START SOURCE MATERIAL

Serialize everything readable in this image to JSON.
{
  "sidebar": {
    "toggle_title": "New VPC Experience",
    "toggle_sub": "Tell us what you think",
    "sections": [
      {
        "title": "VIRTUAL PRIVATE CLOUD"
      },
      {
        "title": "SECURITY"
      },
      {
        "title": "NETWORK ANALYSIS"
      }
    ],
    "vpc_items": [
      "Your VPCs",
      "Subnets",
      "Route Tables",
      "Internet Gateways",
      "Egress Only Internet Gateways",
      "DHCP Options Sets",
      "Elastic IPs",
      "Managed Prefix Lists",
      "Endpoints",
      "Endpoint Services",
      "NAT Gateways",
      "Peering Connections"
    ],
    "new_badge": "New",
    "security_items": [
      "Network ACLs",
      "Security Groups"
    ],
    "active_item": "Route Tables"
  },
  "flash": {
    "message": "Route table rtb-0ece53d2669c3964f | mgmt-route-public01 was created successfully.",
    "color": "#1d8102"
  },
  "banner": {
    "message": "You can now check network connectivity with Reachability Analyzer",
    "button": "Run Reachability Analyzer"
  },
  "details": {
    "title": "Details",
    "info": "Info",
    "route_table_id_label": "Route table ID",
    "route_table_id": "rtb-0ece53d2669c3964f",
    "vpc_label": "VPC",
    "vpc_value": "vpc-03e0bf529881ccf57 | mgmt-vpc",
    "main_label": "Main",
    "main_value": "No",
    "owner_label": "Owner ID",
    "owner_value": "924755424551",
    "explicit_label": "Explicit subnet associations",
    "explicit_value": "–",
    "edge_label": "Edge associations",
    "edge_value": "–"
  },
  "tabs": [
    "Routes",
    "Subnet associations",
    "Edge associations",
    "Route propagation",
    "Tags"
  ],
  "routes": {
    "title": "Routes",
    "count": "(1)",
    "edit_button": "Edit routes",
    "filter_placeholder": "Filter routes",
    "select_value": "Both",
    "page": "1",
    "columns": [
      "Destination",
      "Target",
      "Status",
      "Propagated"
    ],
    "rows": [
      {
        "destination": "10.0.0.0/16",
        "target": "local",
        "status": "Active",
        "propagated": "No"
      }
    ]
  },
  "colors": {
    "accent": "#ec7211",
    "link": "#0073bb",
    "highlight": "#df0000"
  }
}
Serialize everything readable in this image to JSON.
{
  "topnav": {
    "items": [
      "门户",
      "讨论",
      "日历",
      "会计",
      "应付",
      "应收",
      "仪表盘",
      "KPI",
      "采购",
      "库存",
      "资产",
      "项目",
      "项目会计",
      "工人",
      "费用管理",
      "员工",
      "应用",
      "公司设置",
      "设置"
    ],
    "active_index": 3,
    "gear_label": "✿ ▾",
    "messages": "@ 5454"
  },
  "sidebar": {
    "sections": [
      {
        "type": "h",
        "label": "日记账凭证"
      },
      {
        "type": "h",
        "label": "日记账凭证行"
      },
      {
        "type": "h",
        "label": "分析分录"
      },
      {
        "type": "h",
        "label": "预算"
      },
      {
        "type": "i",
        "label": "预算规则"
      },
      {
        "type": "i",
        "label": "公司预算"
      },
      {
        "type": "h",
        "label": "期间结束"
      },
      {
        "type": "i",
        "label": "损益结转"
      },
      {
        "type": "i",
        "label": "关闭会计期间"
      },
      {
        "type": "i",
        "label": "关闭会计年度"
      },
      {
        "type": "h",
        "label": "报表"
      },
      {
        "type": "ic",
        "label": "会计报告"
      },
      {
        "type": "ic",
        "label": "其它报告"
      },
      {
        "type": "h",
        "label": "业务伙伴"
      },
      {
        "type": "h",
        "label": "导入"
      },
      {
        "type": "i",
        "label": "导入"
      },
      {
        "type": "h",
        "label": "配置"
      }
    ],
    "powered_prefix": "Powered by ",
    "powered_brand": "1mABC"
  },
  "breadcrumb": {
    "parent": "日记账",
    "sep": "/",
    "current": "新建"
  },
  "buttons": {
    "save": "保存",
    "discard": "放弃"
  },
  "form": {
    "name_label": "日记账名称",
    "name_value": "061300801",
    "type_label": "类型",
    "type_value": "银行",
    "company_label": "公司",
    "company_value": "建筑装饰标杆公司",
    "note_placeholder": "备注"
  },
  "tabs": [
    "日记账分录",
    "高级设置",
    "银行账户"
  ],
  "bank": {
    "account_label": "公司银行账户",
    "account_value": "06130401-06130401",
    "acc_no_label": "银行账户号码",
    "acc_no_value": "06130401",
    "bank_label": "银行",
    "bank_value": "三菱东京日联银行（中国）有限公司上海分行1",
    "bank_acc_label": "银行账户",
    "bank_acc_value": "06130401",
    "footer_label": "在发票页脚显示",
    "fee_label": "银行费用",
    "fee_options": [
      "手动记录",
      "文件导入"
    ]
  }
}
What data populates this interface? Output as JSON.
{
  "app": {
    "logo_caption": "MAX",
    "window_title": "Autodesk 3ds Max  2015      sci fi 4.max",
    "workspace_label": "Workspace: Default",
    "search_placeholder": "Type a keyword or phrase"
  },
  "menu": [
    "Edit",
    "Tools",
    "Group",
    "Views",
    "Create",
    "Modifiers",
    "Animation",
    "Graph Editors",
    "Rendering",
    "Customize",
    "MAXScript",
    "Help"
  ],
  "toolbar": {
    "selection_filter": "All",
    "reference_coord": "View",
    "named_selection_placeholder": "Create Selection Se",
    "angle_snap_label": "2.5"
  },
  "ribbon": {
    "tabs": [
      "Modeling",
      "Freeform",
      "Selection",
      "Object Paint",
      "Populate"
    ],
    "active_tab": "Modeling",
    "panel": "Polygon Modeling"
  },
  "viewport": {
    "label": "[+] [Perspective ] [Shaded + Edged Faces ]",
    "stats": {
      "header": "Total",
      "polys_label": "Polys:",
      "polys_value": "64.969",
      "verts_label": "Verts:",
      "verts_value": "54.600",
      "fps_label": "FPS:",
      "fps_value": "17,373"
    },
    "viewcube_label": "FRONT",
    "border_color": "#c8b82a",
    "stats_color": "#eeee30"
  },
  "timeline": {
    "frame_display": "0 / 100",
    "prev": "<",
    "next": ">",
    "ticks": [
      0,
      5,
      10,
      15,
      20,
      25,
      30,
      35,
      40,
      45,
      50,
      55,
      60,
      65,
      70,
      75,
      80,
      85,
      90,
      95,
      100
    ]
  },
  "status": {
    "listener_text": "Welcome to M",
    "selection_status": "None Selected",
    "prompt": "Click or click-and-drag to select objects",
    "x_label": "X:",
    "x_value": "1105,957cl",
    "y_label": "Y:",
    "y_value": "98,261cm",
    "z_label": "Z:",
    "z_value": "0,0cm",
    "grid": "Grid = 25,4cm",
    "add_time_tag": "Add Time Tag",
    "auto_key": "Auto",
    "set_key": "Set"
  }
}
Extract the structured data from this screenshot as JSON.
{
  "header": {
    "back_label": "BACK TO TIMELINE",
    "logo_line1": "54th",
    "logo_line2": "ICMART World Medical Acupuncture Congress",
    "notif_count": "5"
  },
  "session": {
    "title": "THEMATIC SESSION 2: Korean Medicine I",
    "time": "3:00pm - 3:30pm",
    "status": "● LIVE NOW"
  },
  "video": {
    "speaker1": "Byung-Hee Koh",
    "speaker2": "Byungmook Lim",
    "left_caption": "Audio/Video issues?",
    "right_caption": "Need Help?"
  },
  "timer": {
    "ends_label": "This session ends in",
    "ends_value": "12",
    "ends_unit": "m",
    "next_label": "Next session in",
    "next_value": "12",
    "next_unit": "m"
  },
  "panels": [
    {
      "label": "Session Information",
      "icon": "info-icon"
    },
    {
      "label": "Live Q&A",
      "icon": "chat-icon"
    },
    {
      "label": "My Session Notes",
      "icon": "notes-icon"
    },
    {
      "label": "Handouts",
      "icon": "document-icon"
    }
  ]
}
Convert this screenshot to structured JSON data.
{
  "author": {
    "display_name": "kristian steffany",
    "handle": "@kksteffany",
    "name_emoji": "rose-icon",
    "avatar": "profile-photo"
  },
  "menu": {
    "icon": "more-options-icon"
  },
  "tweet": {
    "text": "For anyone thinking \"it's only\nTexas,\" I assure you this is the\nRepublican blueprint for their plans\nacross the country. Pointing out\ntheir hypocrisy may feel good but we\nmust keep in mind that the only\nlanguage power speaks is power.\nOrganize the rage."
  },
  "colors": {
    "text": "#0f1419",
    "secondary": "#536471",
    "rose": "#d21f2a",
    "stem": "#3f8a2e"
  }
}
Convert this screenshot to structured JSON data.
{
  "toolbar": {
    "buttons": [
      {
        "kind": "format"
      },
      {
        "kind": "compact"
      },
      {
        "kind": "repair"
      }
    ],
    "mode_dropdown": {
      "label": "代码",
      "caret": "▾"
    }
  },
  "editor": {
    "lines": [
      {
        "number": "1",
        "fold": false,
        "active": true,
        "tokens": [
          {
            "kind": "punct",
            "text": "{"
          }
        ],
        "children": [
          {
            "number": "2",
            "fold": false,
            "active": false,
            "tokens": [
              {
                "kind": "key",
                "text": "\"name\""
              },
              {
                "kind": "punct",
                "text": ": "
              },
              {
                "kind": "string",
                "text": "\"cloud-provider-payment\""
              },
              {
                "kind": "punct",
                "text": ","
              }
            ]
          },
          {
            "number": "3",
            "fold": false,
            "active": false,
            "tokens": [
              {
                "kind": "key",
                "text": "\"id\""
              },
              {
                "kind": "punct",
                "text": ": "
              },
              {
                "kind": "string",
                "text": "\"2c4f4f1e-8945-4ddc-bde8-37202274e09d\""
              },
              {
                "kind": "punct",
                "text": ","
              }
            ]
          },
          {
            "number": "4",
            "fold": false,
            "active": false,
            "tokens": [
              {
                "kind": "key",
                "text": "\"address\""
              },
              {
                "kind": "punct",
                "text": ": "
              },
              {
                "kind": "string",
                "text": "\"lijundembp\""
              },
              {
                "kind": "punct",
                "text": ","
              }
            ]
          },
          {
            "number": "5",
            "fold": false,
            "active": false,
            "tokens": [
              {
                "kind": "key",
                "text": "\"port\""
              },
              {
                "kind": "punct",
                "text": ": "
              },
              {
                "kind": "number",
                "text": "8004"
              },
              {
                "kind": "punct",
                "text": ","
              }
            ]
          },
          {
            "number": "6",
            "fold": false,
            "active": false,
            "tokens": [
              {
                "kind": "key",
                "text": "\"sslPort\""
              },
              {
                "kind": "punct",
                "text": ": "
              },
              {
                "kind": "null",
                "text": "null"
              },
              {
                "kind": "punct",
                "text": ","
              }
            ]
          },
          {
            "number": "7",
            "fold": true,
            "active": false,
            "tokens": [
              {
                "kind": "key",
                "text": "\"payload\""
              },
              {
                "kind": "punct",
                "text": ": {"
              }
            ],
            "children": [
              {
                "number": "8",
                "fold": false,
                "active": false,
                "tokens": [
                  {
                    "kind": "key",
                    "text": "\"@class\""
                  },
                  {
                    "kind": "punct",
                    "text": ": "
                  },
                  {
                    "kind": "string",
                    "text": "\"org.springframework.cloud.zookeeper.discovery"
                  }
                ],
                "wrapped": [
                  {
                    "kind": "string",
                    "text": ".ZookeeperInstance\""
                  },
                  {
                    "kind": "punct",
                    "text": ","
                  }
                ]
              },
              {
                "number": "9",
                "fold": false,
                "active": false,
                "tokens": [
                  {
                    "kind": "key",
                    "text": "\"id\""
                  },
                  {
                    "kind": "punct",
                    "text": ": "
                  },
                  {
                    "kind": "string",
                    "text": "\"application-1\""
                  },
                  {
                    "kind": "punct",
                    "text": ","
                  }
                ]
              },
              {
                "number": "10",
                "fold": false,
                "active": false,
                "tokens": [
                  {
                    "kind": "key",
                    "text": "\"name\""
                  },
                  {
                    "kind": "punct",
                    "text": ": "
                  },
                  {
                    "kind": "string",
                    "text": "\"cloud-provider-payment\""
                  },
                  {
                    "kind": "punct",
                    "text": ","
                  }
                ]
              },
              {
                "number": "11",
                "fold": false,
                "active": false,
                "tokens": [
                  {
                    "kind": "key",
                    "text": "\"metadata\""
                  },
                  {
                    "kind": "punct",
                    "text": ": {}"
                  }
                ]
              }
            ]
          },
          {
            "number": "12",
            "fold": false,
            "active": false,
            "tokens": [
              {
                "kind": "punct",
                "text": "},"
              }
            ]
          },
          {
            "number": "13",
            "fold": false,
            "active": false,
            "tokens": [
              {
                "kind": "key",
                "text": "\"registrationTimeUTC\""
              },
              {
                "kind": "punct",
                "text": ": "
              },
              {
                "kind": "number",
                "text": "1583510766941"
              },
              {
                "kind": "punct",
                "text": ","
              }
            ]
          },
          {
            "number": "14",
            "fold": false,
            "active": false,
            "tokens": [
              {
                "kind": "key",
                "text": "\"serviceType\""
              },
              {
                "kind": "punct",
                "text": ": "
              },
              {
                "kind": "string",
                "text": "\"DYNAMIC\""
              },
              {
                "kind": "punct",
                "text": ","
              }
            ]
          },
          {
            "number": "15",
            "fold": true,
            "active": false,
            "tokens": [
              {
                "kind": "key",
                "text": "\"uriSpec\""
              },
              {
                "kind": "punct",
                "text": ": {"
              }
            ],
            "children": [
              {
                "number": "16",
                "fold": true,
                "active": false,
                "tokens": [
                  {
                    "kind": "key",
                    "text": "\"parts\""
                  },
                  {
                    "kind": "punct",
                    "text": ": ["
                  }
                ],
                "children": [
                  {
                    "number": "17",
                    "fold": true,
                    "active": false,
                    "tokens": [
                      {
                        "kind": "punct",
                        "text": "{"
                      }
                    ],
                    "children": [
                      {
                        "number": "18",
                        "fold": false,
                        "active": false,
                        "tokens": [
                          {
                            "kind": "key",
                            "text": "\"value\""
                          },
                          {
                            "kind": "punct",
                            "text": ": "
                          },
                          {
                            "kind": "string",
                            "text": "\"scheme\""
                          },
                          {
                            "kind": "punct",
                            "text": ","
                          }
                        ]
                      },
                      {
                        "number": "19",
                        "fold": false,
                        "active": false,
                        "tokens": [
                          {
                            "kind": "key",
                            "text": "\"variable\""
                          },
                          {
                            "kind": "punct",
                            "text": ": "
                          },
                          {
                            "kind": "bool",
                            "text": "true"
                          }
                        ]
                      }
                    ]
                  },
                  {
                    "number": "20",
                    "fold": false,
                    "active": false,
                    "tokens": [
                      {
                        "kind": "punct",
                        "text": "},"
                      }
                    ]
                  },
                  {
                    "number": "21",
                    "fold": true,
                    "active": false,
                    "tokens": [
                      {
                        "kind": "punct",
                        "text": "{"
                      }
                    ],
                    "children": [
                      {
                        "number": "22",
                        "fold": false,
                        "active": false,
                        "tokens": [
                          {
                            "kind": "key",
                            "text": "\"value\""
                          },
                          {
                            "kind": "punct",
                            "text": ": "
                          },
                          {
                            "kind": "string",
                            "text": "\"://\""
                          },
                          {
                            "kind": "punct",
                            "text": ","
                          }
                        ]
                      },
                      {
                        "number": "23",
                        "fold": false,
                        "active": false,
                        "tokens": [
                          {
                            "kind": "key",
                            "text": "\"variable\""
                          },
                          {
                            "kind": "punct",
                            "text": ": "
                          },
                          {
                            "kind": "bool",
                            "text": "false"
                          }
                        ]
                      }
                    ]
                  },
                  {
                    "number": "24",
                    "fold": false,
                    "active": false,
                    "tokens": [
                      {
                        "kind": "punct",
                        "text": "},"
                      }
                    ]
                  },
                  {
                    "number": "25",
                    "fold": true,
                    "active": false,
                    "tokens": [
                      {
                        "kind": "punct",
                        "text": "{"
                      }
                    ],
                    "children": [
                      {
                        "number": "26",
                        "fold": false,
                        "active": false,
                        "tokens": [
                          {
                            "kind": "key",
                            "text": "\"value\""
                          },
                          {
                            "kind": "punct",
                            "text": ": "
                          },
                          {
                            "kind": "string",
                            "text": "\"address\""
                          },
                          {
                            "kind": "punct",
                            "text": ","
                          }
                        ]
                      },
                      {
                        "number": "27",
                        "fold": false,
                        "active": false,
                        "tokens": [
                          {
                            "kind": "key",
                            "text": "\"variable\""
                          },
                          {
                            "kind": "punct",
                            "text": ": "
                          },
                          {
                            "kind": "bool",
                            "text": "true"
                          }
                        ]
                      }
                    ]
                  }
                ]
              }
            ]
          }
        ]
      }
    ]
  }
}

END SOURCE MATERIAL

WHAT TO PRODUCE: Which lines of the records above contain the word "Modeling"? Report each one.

RESULT:
      "Modeling",
    "active_tab": "Modeling",
    "panel": "Polygon Modeling"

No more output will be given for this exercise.